Even one of their own men, a prophet from Crete, has said about them, “The people of Crete are all liars, cruel animals, and lazy gluttons.” This is true. So reprimand them sternly to make them strong in the faith. They must stop listening to Jewish myths and the commands of people who have turned away from the truth.
Everything is pure to those whose hearts are pure. But nothing is pure to those who are corrupt and unbelieving, because their minds and consciences are corrupted. Such people claim they know God, but they deny him by the way they live. They are detestable and disobedient, worthless for doing anything good.” Titus 1:12-16 NLT
Titus is not the only place in the New Testament where the importance of contending for the truth is emphatically stressed. The Lord’s brother, Jude, began his letter by saying,
“Dear friends, although I was very eager to write to you about the salvation we share, I felt I had to write and urge you to contend for the faith that was once for all entrusted to the saints.”
Many NT books are arguments against false teaching that has intruded upon the mind and heart of the church. Galatians is such a book, so is Colossians and Hebrews.
The truth is subject to attack at every turn; corruptions of it are constantly being insinuated into the mind of the church.

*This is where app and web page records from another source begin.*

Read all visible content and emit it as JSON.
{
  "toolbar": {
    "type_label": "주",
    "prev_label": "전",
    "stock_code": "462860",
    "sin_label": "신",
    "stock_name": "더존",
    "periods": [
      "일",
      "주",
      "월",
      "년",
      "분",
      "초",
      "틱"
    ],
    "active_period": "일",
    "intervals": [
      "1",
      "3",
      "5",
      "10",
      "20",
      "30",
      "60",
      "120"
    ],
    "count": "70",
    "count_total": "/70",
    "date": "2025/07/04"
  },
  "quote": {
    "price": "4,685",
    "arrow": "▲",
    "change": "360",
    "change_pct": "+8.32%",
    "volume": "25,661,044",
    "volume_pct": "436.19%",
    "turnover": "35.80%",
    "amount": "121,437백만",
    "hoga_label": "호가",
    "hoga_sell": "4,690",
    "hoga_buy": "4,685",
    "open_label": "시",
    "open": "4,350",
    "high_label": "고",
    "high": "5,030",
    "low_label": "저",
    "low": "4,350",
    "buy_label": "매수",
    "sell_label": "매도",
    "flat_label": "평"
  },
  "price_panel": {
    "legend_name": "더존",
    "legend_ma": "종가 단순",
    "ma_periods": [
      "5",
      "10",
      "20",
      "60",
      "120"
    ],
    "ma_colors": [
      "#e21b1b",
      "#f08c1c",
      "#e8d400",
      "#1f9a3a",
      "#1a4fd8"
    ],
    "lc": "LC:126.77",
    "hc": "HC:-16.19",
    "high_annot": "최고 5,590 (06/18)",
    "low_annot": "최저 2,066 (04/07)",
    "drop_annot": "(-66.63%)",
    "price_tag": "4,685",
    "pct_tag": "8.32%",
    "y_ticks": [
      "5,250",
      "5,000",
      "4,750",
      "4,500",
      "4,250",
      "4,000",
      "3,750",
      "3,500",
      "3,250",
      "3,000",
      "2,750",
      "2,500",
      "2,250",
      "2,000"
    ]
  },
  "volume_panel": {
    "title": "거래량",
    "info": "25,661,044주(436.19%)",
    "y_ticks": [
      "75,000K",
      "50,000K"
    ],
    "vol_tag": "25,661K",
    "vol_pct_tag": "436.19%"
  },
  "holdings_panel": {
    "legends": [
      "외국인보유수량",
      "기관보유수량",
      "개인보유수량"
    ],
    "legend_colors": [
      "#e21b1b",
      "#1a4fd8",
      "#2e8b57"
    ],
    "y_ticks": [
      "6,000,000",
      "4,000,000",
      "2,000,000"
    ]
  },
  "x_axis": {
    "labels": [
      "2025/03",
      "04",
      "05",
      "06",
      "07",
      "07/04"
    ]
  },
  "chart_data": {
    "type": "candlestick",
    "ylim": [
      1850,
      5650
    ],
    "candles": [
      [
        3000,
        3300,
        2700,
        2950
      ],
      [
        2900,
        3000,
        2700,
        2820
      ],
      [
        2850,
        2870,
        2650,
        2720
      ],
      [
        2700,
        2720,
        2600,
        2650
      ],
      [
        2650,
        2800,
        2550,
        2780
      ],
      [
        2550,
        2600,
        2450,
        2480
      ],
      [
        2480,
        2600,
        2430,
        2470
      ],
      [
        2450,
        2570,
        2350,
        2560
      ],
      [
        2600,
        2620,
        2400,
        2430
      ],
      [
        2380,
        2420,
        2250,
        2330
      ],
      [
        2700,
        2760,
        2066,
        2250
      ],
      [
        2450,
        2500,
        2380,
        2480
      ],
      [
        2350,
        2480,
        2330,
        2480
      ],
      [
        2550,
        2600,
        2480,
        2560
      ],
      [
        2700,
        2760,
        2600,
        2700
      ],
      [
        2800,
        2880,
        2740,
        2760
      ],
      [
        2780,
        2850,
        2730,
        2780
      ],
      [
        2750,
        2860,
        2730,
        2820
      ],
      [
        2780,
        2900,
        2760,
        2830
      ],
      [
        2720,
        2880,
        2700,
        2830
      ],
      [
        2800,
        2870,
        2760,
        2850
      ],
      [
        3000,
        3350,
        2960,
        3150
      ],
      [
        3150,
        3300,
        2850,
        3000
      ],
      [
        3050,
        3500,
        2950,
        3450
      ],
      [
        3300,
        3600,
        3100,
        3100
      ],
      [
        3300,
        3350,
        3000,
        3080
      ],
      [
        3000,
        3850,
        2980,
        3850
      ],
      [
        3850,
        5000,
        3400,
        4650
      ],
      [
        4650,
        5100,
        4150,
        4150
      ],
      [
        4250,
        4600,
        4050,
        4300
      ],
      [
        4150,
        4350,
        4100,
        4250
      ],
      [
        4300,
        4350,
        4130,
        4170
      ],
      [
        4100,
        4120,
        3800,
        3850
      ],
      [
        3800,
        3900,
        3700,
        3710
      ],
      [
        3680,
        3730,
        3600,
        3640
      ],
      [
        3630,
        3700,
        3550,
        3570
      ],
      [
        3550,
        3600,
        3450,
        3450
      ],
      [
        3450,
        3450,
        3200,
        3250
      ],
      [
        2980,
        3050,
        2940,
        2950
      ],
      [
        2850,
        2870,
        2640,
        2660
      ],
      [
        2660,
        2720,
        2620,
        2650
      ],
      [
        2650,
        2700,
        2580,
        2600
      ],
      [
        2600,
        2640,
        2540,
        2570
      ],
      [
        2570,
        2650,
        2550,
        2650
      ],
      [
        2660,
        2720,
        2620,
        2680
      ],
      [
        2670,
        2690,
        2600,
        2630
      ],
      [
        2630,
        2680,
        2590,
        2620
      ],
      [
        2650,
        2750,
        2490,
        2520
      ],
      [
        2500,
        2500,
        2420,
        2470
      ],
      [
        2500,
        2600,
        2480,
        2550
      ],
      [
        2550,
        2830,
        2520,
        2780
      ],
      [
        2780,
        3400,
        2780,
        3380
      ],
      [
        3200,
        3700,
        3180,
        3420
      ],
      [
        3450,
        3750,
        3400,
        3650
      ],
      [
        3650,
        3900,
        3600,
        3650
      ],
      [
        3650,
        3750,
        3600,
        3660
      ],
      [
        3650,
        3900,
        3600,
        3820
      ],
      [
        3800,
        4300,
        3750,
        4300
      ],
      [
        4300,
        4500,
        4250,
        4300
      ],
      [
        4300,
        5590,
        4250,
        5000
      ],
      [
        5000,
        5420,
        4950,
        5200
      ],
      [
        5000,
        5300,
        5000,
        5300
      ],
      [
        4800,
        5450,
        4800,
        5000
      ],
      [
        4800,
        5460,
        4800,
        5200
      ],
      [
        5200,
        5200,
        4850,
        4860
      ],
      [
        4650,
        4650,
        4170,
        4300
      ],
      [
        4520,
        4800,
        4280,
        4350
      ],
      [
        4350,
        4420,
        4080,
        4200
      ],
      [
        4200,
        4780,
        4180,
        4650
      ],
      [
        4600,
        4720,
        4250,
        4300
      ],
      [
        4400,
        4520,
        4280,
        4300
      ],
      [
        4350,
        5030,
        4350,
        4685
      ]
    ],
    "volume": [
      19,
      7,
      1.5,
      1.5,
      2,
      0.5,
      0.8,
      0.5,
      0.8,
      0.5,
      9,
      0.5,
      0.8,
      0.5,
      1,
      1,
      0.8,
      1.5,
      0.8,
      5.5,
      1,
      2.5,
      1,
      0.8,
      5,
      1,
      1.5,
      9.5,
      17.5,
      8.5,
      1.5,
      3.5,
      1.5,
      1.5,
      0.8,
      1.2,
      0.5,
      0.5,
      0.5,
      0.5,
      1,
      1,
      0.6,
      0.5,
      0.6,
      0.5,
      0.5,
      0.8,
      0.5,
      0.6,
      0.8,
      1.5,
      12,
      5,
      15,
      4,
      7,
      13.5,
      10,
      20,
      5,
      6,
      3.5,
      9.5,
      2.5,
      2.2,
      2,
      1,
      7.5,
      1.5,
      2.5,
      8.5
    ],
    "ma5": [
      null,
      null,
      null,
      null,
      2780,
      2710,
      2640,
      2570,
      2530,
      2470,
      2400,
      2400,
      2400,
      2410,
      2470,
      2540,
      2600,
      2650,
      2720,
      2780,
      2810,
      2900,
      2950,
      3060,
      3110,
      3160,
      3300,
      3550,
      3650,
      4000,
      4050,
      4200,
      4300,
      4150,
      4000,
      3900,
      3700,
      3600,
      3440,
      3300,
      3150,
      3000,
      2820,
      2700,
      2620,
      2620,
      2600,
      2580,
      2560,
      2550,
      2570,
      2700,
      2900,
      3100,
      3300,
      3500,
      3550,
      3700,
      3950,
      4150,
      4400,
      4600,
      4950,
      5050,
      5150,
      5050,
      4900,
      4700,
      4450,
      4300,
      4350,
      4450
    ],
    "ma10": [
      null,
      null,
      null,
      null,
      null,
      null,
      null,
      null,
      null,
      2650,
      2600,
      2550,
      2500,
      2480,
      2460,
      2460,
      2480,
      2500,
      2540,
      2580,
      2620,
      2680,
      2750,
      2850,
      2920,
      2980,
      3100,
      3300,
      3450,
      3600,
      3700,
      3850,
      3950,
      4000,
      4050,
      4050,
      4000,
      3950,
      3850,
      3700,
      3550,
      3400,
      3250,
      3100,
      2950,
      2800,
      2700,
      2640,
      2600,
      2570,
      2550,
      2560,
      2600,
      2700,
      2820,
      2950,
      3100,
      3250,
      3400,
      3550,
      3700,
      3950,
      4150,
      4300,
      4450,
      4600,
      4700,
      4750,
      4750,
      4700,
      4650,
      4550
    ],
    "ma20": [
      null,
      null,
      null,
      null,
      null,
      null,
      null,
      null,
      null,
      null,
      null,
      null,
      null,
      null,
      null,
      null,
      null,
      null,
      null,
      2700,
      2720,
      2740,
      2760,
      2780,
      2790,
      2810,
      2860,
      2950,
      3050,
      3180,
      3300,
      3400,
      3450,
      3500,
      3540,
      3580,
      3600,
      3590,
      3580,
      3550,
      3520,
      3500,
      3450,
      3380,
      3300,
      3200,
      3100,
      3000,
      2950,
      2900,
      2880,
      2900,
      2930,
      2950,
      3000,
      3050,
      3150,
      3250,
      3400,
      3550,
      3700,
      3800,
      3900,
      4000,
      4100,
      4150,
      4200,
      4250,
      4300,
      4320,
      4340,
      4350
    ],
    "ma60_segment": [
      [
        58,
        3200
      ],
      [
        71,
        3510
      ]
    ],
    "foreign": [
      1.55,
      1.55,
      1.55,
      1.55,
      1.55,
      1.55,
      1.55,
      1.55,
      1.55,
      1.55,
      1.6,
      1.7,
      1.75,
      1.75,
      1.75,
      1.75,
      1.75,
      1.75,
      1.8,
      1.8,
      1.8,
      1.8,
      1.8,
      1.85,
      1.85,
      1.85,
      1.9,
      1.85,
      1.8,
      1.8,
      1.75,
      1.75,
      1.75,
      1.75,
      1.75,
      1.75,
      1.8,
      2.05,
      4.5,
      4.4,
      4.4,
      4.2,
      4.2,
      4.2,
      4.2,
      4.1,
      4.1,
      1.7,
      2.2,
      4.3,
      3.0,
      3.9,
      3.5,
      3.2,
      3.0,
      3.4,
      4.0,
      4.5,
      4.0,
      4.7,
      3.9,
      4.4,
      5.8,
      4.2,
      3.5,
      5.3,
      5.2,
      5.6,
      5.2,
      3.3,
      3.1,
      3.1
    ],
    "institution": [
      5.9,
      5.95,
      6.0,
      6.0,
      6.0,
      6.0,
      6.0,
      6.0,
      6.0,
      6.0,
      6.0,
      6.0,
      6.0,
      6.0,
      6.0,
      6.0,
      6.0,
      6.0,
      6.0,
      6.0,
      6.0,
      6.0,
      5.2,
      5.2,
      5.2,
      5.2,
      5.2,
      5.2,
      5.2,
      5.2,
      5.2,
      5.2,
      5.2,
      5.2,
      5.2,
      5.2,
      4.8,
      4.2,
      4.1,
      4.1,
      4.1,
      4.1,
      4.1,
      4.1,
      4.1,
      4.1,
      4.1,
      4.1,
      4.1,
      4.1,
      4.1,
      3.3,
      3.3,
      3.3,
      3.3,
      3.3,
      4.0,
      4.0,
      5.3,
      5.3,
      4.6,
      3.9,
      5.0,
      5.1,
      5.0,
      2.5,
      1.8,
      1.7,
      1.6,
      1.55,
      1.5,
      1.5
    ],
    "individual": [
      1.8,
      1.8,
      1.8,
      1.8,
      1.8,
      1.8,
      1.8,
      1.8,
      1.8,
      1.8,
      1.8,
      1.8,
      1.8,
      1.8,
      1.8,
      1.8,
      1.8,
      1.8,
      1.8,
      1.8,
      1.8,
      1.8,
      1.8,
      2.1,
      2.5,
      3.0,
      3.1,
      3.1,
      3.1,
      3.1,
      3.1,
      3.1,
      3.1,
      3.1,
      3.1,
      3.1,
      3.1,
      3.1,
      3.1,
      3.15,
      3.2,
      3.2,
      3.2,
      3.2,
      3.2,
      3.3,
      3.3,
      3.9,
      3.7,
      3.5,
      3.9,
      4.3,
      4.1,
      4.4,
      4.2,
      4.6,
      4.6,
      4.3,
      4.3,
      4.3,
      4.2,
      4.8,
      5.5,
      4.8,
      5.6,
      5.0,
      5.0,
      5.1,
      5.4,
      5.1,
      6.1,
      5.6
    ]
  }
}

To deny and refute those corruptions has from the very beginning been the first duty of the church’s leadership.
Now we have only to read these seven verses aloud to appreciate how strange, even how unpleasant they sound in modern Western ears. To characterize people with a different opinion of things as rebellious, empty talkers, and deceivers; to say of them that they are detestable, disobedient, and unfit for anything good; to order that they be sharply rebuked sounds not only very un-modern but harsh, cruel, judgmental, and arrogant.
Who is Paul to claim that he alone is right and all these other men are wrong? Who is he to cause doubt and slander the motives of these men, as if orthodox Christian preachers and teachers never have false motives? But, fact is, it is a shame to take offense at Paul’s stern portrayal of the false teachers as charlatans and wolves in sheep’s clothing.
The language Paul uses here makes perfect sense and is appropriate.
Stop and think of how many churches there are, where congregations sit Sunday after Sunday without ever hearing the gospel of Jesus Christ.
Think of how many congregations there are that come on a Sunday to their church and leave again still in the dark about God and salvation. Think of how many so-called Christian congregations there are who have generation after generation lost almost all their children to the world because they no longer proclaim a message sufficiently different from the world’s to justify any continuing commitment.
False teaching kills the church and it also means that it kills human beings forever. No wonder Paul speaks of these false teachers and the need to refute them and root out their teaching in the stern and uncompromising language he uses here.
But heresy, false-teaching in the church is far more deadly because it not only destroys the souls of people in the church but cripples and sometimes renders entirely impotent the church’s witness to the world. Who is to speak the truth to the world if the church, the foundation and pillar of the truth, has lost it? How is the world ever to find the salvation of God if the church herself no longer knows where it comes from, what it is, or how it is to be obtained?